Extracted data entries
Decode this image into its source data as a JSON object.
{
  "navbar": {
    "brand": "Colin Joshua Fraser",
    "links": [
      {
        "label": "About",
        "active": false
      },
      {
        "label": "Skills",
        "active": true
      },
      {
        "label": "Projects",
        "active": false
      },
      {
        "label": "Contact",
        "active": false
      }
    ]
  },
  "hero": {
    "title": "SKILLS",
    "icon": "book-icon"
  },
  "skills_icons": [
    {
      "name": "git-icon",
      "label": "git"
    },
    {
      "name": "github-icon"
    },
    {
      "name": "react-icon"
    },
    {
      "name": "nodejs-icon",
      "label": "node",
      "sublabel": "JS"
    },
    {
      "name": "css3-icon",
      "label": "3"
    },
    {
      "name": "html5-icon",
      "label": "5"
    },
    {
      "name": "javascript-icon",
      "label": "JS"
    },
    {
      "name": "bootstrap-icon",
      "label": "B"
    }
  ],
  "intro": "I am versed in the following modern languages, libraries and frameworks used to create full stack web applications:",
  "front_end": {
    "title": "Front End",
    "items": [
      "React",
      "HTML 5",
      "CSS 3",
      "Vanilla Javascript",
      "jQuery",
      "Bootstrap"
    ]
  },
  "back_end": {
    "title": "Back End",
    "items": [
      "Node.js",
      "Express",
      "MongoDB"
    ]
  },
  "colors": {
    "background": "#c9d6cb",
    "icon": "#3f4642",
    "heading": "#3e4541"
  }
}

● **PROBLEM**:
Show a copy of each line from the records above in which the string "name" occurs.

● **FINISHED EXERCISE**:
      "name": "git-icon",
      "name": "github-icon"
      "name": "react-icon"
      "name": "nodejs-icon",
      "name": "css3-icon",
      "name": "html5-icon",
      "name": "javascript-icon",
      "name": "bootstrap-icon",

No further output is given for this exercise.